Exercise: Every line containing the string "Resources" is to be copied from the records.

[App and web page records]
>>>

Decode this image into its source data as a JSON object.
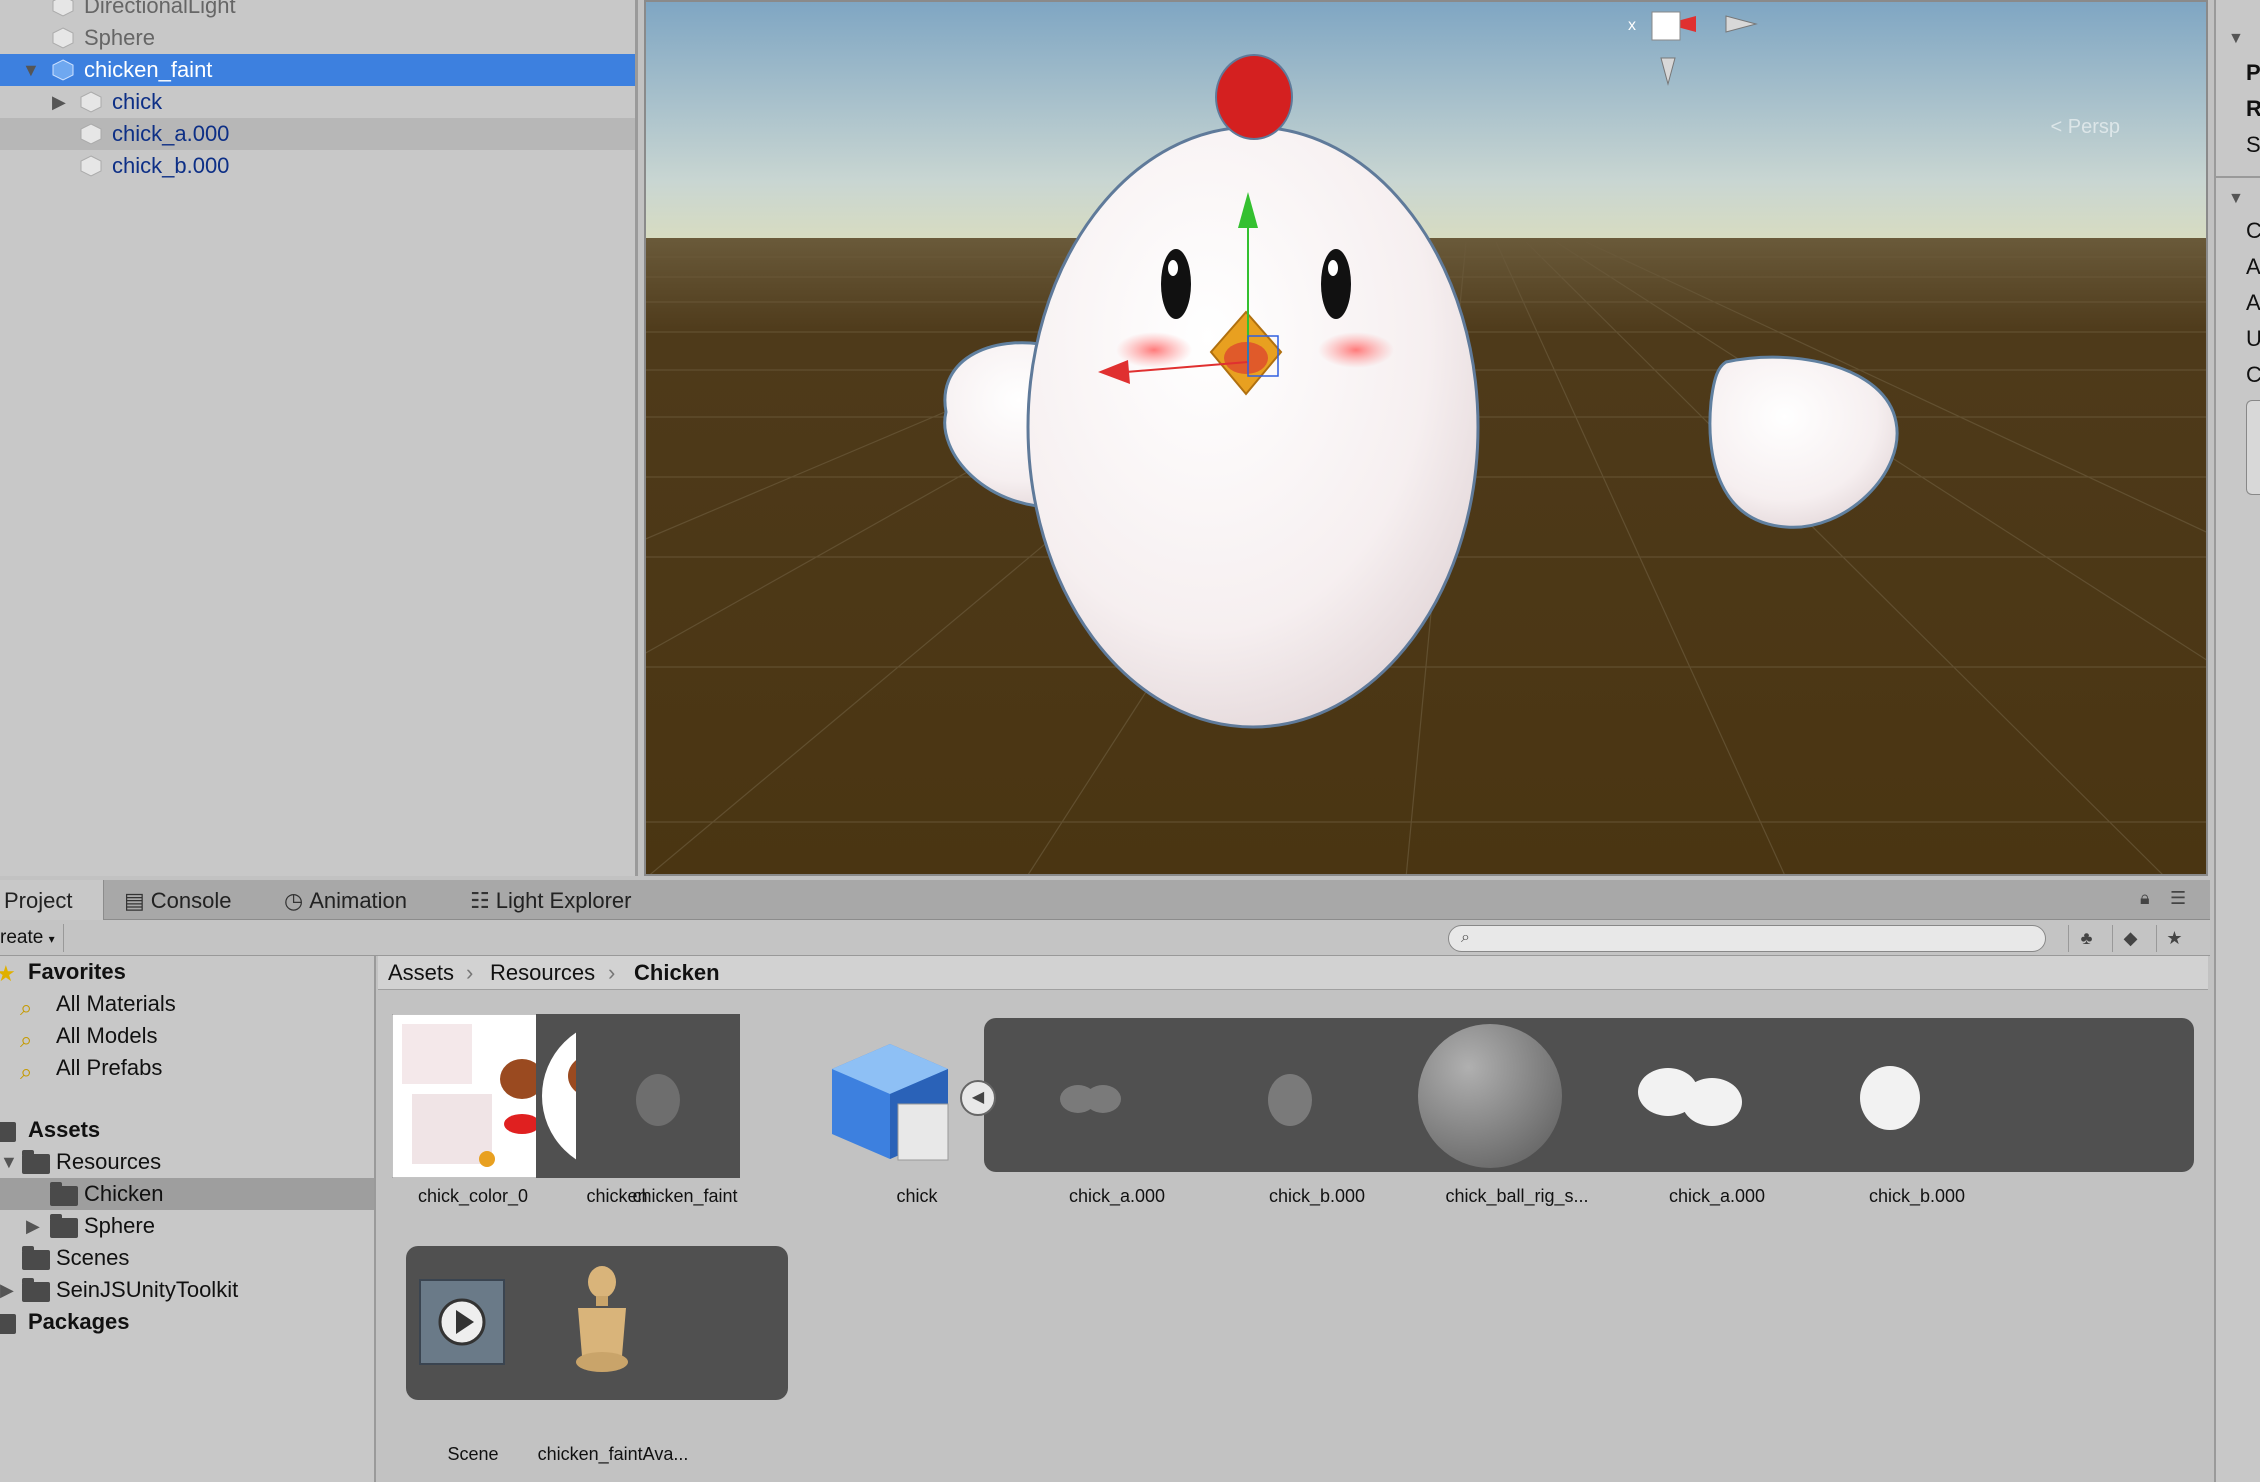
{
  "hierarchy": {
    "items": [
      {
        "label": "DirectionalLight"
      },
      {
        "label": "Sphere"
      },
      {
        "label": "chicken_faint"
      },
      {
        "label": "chick"
      },
      {
        "label": "chick_a.000"
      },
      {
        "label": "chick_b.000"
      }
    ]
  },
  "scene": {
    "persp_label": "< Persp",
    "gizmo_axis_label": "x"
  },
  "inspector": {
    "letters": [
      "P",
      "R",
      "S",
      "C",
      "A",
      "A",
      "U",
      "C"
    ]
  },
  "tabs": [
    {
      "label": "Project",
      "icon": "project-icon"
    },
    {
      "label": "Console",
      "icon": "console-icon"
    },
    {
      "label": "Animation",
      "icon": "clock-icon"
    },
    {
      "label": "Light Explorer",
      "icon": "sliders-icon"
    }
  ],
  "toolbar": {
    "create_label": "reate",
    "search_placeholder": ""
  },
  "folders": {
    "favorites_label": "Favorites",
    "favorites": [
      "All Materials",
      "All Models",
      "All Prefabs"
    ],
    "assets_label": "Assets",
    "resources_label": "Resources",
    "chicken_label": "Chicken",
    "sphere_label": "Sphere",
    "scenes_label": "Scenes",
    "toolkit_label": "SeinJSUnityToolkit",
    "packages_label": "Packages"
  },
  "breadcrumb": [
    "Assets",
    "Resources",
    "Chicken"
  ],
  "assets": {
    "row1": [
      "chick_color_0",
      "chicken",
      "chicken_faint",
      "chick",
      "chick_a.000",
      "chick_b.000",
      "chick_ball_rig_s...",
      "chick_a.000",
      "chick_b.000"
    ],
    "row2": [
      "Scene",
      "chicken_faintAva..."
    ]
  },
  "colors": {
    "selection": "#3d80df",
    "sky_top": "#8fb2c9",
    "ground": "#4e3a1a",
    "comb": "#d42020",
    "beak": "#e8a020"
  }
}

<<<

Exercise answer:
    "resources_label": "Resources",
    "Resources",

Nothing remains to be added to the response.